Starting at the first line, copy the data below through to the end, exactly.
┌──
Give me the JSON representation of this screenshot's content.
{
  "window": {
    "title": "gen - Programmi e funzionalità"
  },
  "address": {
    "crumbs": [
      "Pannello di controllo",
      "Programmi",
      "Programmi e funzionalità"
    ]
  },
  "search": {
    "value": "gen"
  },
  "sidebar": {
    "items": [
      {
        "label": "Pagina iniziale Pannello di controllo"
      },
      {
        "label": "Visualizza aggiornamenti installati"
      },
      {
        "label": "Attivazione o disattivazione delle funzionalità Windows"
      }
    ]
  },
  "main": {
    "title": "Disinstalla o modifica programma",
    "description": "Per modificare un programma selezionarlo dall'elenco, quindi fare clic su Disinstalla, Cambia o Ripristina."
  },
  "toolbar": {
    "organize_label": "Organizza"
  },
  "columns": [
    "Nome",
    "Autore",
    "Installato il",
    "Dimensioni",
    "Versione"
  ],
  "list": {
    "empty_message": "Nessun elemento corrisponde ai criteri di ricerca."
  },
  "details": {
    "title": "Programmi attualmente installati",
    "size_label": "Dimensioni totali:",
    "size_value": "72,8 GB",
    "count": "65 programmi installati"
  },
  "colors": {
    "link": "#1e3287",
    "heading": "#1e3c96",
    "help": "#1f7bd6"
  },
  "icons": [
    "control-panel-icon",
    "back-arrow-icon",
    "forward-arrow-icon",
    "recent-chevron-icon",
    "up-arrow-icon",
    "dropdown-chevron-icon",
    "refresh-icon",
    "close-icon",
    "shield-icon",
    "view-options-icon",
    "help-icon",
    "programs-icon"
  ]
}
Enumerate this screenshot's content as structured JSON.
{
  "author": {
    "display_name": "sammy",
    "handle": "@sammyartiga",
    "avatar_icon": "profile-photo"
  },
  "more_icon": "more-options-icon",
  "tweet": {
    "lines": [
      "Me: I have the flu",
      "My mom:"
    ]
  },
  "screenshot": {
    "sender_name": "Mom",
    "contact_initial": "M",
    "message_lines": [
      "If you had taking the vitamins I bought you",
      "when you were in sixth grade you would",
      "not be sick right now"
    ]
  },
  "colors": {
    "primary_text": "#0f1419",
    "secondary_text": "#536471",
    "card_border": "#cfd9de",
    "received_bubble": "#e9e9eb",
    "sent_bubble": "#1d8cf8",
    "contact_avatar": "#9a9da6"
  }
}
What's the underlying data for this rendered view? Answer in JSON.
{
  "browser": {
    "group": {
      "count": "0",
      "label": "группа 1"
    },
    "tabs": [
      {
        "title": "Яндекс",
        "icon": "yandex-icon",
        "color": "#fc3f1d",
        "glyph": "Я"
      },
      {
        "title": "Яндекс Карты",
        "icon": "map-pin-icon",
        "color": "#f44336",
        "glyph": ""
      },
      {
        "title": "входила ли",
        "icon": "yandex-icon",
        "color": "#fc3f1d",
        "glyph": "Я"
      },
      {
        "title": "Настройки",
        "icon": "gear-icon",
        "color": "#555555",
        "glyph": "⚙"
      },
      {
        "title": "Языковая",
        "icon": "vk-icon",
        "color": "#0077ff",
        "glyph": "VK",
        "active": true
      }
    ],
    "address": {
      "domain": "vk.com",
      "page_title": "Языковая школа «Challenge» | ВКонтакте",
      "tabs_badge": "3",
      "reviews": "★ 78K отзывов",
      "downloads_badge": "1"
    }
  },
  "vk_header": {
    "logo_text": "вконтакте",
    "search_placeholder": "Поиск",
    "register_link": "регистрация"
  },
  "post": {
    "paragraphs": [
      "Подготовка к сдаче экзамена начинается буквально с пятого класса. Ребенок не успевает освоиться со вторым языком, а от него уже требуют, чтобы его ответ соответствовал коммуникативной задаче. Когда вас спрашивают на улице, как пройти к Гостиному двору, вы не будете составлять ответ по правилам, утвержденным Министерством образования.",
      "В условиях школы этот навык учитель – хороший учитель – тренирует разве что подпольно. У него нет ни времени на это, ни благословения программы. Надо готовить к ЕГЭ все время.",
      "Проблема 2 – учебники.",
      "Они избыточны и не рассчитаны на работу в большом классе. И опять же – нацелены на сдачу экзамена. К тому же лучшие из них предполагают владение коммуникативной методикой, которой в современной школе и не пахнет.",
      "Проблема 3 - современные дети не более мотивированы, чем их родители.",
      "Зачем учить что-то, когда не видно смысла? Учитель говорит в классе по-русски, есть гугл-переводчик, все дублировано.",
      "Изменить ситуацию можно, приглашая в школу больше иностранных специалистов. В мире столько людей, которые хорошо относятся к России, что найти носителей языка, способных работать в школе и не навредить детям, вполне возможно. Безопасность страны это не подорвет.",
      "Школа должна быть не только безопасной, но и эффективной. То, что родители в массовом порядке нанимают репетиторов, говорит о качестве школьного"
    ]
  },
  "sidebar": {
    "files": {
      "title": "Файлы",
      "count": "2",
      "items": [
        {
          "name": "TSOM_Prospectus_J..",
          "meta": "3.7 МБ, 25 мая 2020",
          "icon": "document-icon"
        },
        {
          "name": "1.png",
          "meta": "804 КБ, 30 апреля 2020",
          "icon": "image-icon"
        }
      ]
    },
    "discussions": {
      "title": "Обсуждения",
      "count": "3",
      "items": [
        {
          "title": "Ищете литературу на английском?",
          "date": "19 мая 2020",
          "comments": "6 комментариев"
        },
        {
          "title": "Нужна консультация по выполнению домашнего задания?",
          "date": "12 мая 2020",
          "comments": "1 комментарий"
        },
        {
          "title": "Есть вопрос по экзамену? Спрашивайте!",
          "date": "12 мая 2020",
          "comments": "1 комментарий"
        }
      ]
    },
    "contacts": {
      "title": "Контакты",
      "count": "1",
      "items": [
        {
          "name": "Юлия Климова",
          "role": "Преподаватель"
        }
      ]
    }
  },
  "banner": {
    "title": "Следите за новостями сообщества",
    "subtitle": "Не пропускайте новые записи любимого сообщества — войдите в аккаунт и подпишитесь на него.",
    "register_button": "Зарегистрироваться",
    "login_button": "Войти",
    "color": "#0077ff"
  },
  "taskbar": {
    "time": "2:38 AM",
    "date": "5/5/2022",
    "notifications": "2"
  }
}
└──
### ANSWER FOR THIS EXERCISE
Give me the JSON representation of this screenshot's content.
{
  "window": {
    "title": "gen - Programmi e funzionalità"
  },
  "address": {
    "crumbs": [
      "Pannello di controllo",
      "Programmi",
      "Programmi e funzionalità"
    ]
  },
  "search": {
    "value": "gen"
  },
  "sidebar": {
    "items": [
      {
        "label": "Pagina iniziale Pannello di controllo"
      },
      {
        "label": "Visualizza aggiornamenti installati"
      },
      {
        "label": "Attivazione o disattivazione delle funzionalità Windows"
      }
    ]
  },
  "main": {
    "title": "Disinstalla o modifica programma",
    "description": "Per modificare un programma selezionarlo dall'elenco, quindi fare clic su Disinstalla, Cambia o Ripristina."
  },
  "toolbar": {
    "organize_label": "Organizza"
  },
  "columns": [
    "Nome",
    "Autore",
    "Installato il",
    "Dimensioni",
    "Versione"
  ],
  "list": {
    "empty_message": "Nessun elemento corrisponde ai criteri di ricerca."
  },
  "details": {
    "title": "Programmi attualmente installati",
    "size_label": "Dimensioni totali:",
    "size_value": "72,8 GB",
    "count": "65 programmi installati"
  },
  "colors": {
    "link": "#1e3287",
    "heading": "#1e3c96",
    "help": "#1f7bd6"
  },
  "icons": [
    "control-panel-icon",
    "back-arrow-icon",
    "forward-arrow-icon",
    "recent-chevron-icon",
    "up-arrow-icon",
    "dropdown-chevron-icon",
    "refresh-icon",
    "close-icon",
    "shield-icon",
    "view-options-icon",
    "help-icon",
    "programs-icon"
  ]
}
Enumerate this screenshot's content as structured JSON.
{
  "author": {
    "display_name": "sammy",
    "handle": "@sammyartiga",
    "avatar_icon": "profile-photo"
  },
  "more_icon": "more-options-icon",
  "tweet": {
    "lines": [
      "Me: I have the flu",
      "My mom:"
    ]
  },
  "screenshot": {
    "sender_name": "Mom",
    "contact_initial": "M",
    "message_lines": [
      "If you had taking the vitamins I bought you",
      "when you were in sixth grade you would",
      "not be sick right now"
    ]
  },
  "colors": {
    "primary_text": "#0f1419",
    "secondary_text": "#536471",
    "card_border": "#cfd9de",
    "received_bubble": "#e9e9eb",
    "sent_bubble": "#1d8cf8",
    "contact_avatar": "#9a9da6"
  }
}
What's the underlying data for this rendered view? Answer in JSON.
{
  "browser": {
    "group": {
      "count": "0",
      "label": "группа 1"
    },
    "tabs": [
      {
        "title": "Яндекс",
        "icon": "yandex-icon",
        "color": "#fc3f1d",
        "glyph": "Я"
      },
      {
        "title": "Яндекс Карты",
        "icon": "map-pin-icon",
        "color": "#f44336",
        "glyph": ""
      },
      {
        "title": "входила ли",
        "icon": "yandex-icon",
        "color": "#fc3f1d",
        "glyph": "Я"
      },
      {
        "title": "Настройки",
        "icon": "gear-icon",
        "color": "#555555",
        "glyph": "⚙"
      },
      {
        "title": "Языковая",
        "icon": "vk-icon",
        "color": "#0077ff",
        "glyph": "VK",
        "active": true
      }
    ],
    "address": {
      "domain": "vk.com",
      "page_title": "Языковая школа «Challenge» | ВКонтакте",
      "tabs_badge": "3",
      "reviews": "★ 78K отзывов",
      "downloads_badge": "1"
    }
  },
  "vk_header": {
    "logo_text": "вконтакте",
    "search_placeholder": "Поиск",
    "register_link": "регистрация"
  },
  "post": {
    "paragraphs": [
      "Подготовка к сдаче экзамена начинается буквально с пятого класса. Ребенок не успевает освоиться со вторым языком, а от него уже требуют, чтобы его ответ соответствовал коммуникативной задаче. Когда вас спрашивают на улице, как пройти к Гостиному двору, вы не будете составлять ответ по правилам, утвержденным Министерством образования.",
      "В условиях школы этот навык учитель – хороший учитель – тренирует разве что подпольно. У него нет ни времени на это, ни благословения программы. Надо готовить к ЕГЭ все время.",
      "Проблема 2 – учебники.",
      "Они избыточны и не рассчитаны на работу в большом классе. И опять же – нацелены на сдачу экзамена. К тому же лучшие из них предполагают владение коммуникативной методикой, которой в современной школе и не пахнет.",
      "Проблема 3 - современные дети не более мотивированы, чем их родители.",
      "Зачем учить что-то, когда не видно смысла? Учитель говорит в классе по-русски, есть гугл-переводчик, все дублировано.",
      "Изменить ситуацию можно, приглашая в школу больше иностранных специалистов. В мире столько людей, которые хорошо относятся к России, что найти носителей языка, способных работать в школе и не навредить детям, вполне возможно. Безопасность страны это не подорвет.",
      "Школа должна быть не только безопасной, но и эффективной. То, что родители в массовом порядке нанимают репетиторов, говорит о качестве школьного"
    ]
  },
  "sidebar": {
    "files": {
      "title": "Файлы",
      "count": "2",
      "items": [
        {
          "name": "TSOM_Prospectus_J..",
          "meta": "3.7 МБ, 25 мая 2020",
          "icon": "document-icon"
        },
        {
          "name": "1.png",
          "meta": "804 КБ, 30 апреля 2020",
          "icon": "image-icon"
        }
      ]
    },
    "discussions": {
      "title": "Обсуждения",
      "count": "3",
      "items": [
        {
          "title": "Ищете литературу на английском?",
          "date": "19 мая 2020",
          "comments": "6 комментариев"
        },
        {
          "title": "Нужна консультация по выполнению домашнего задания?",
          "date": "12 мая 2020",
          "comments": "1 комментарий"
        },
        {
          "title": "Есть вопрос по экзамену? Спрашивайте!",
          "date": "12 мая 2020",
          "comments": "1 комментарий"
        }
      ]
    },
    "contacts": {
      "title": "Контакты",
      "count": "1",
      "items": [
        {
          "name": "Юлия Климова",
          "role": "Преподаватель"
        }
      ]
    }
  },
  "banner": {
    "title": "Следите за новостями сообщества",
    "subtitle": "Не пропускайте новые записи любимого сообщества — войдите в аккаунт и подпишитесь на него.",
    "register_button": "Зарегистрироваться",
    "login_button": "Войти",
    "color": "#0077ff"
  },
  "taskbar": {
    "time": "2:38 AM",
    "date": "5/5/2022",
    "notifications": "2"
  }
}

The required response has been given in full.